When my father came back from Australia, he told me a story about koalas. He went to a petting zoo where a cheeky zookeeper attached two…
In issue 84 of Canadian Notes and Queries, Patricia Robinson addresses the literary trend of domestic realism in Canada. According to Robinson, our country suffers from a literary landscape that is overpopulated with stories (both short and long) of a certain readily recognizable type. They are stories that “have no resonance beyond the personal lives of their characters,” about people who “ruminate rather than act,” and focus largely on their sex lives, social missteps and sibling rivalries. Stories by Alice Munro and Norman Levine may immediately come to mind.
In his essay “The Monster Mash,” David Sedaris recalls, as a child, repeatedly exhuming the bodies of dead hamsters and guinea pigs. His motivation for grave-robbing? A genuine aesthetic interest in what his dead pets’ corpses looked like in various stages of decay. As gruesome that sounds, adolescent fascination with death is, as Sedaris points out, not all that uncommon. “At that age, death is something that happens only to animals and grandparents, and studying it is like a science project, the good kind that doesn’t involve homework.”
The stories in Cathy Stonehouse’s debut collection depict life as a series of sad, violent, and sometimes insane acts. Fittingly, they are populated by sad, violent, and sometimes insane characters. This is not uplifting, syrupy beach reading. Something About the Animal is a dark, often unsettling book that remains true to its own gloomy fictional universe.
But don’t let the dining room staff deter you. It’s what’s going on in the kitchen that will impress.

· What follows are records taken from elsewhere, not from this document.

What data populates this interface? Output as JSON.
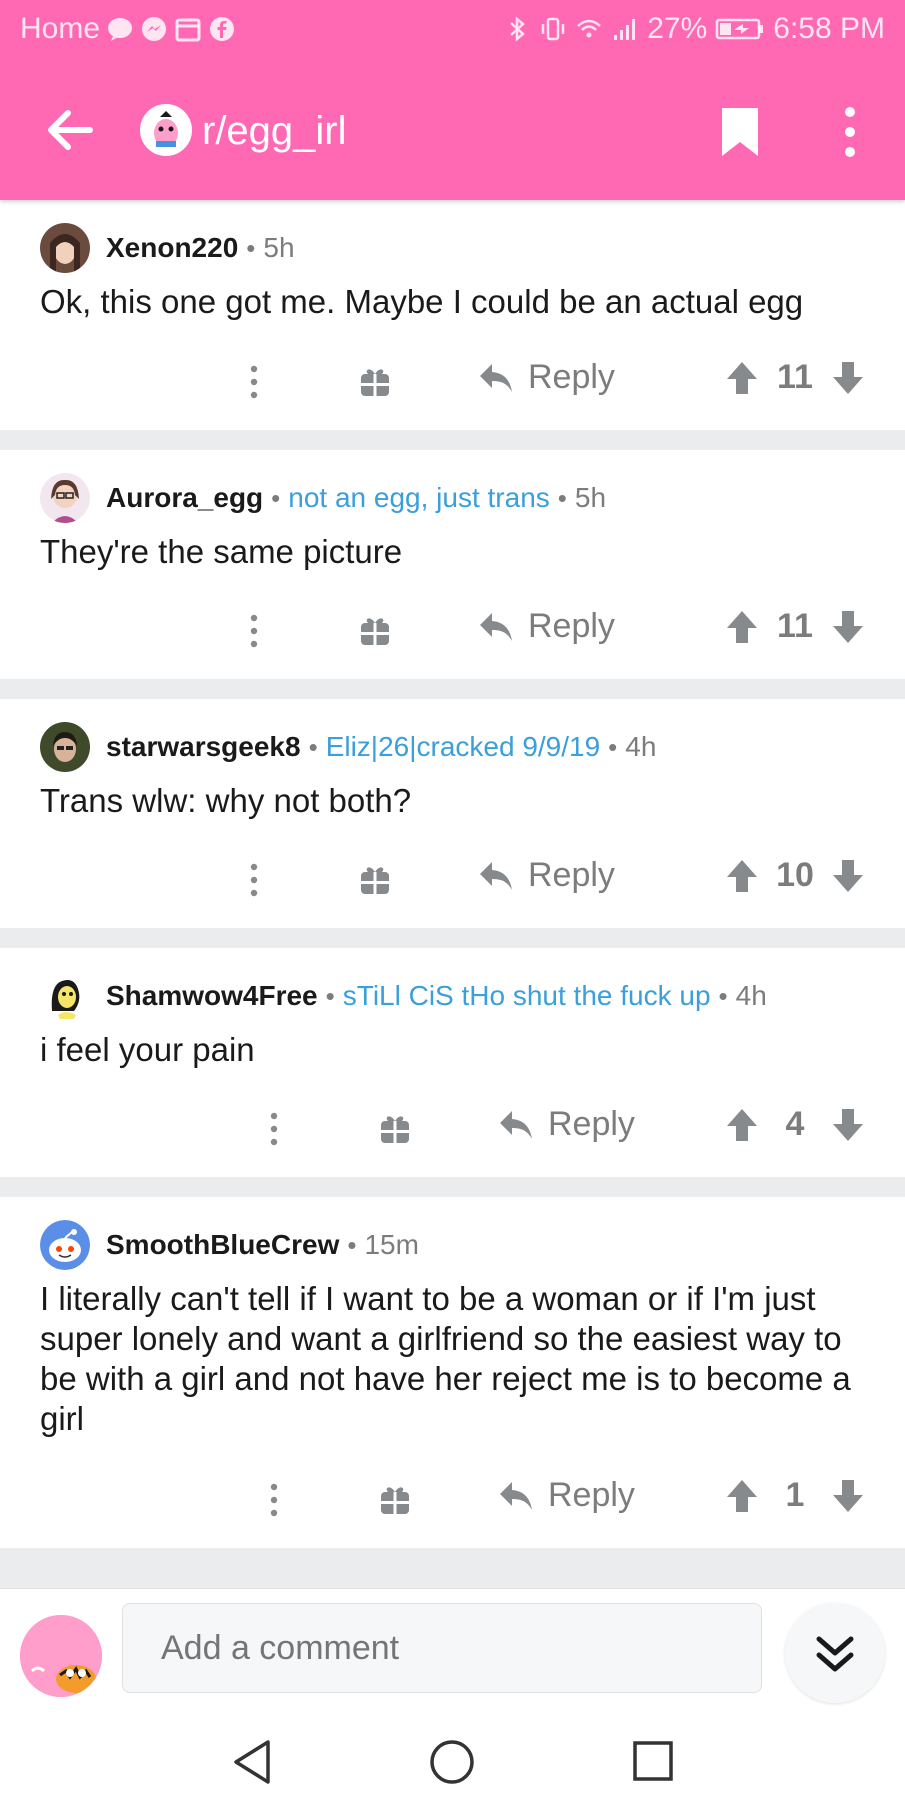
{
  "status_bar": {
    "left_label": "Home",
    "battery": "27%",
    "time": "6:58 PM"
  },
  "header": {
    "subreddit": "r/egg_irl",
    "accent_color": "#ff69b4"
  },
  "comments": [
    {
      "author": "Xenon220",
      "flair": "",
      "age": "5h",
      "body": "Ok, this one got me. Maybe I could be an actual egg",
      "reply_label": "Reply",
      "score": "11"
    },
    {
      "author": "Aurora_egg",
      "flair": "not an egg, just trans",
      "age": "5h",
      "body": "They're the same picture",
      "reply_label": "Reply",
      "score": "11"
    },
    {
      "author": "starwarsgeek8",
      "flair": "Eliz|26|cracked 9/9/19",
      "age": "4h",
      "body": "Trans wlw: why not both?",
      "reply_label": "Reply",
      "score": "10"
    },
    {
      "author": "Shamwow4Free",
      "flair": "sTiLl CiS tHo shut the fuck up",
      "age": "4h",
      "body": "i feel your pain",
      "reply_label": "Reply",
      "score": "4"
    },
    {
      "author": "SmoothBlueCrew",
      "flair": "",
      "age": "15m",
      "body": "I literally can't tell if I want to be a woman or if I'm just super lonely and want a girlfriend so the easiest way to be with a girl and not have her reject me is to become a girl",
      "reply_label": "Reply",
      "score": "1"
    }
  ],
  "composer": {
    "placeholder": "Add a comment"
  },
  "icons": {
    "back": "arrow-left-icon",
    "bookmark": "bookmark-icon",
    "more": "more-vertical-icon",
    "gift": "gift-icon",
    "reply": "reply-arrow-icon",
    "upvote": "upvote-arrow-icon",
    "downvote": "downvote-arrow-icon",
    "jump": "double-chevron-down-icon"
  }
}
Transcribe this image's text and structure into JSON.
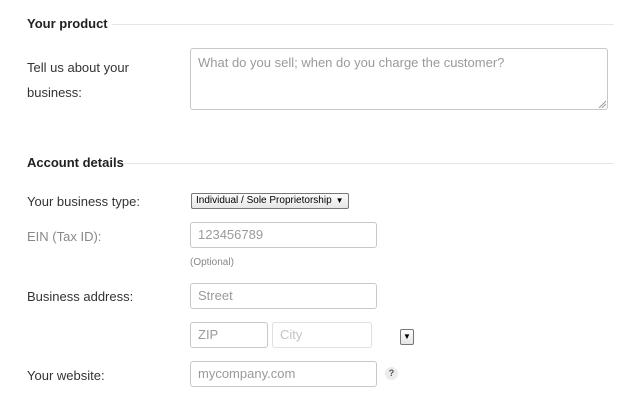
{
  "sections": {
    "product_title": "Your product",
    "account_title": "Account details"
  },
  "product": {
    "description_label_line1": "Tell us about your",
    "description_label_line2": "business:",
    "description_placeholder": "What do you sell; when do you charge the customer?"
  },
  "account": {
    "business_type_label": "Your business type:",
    "business_type_value": "Individual / Sole Proprietorship",
    "business_type_arrow": "▼",
    "ein_label": "EIN (Tax ID):",
    "ein_placeholder": "123456789",
    "ein_helper": "(Optional)",
    "address_label": "Business address:",
    "street_placeholder": "Street",
    "zip_placeholder": "ZIP",
    "city_placeholder": "City",
    "state_arrow": "▼",
    "website_label": "Your website:",
    "website_placeholder": "mycompany.com",
    "website_help": "?"
  }
}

Alexander MacLeod can write. That was obvious even before his debut collection of stories made it onto the Giller Prize shortlist this fall. In his early…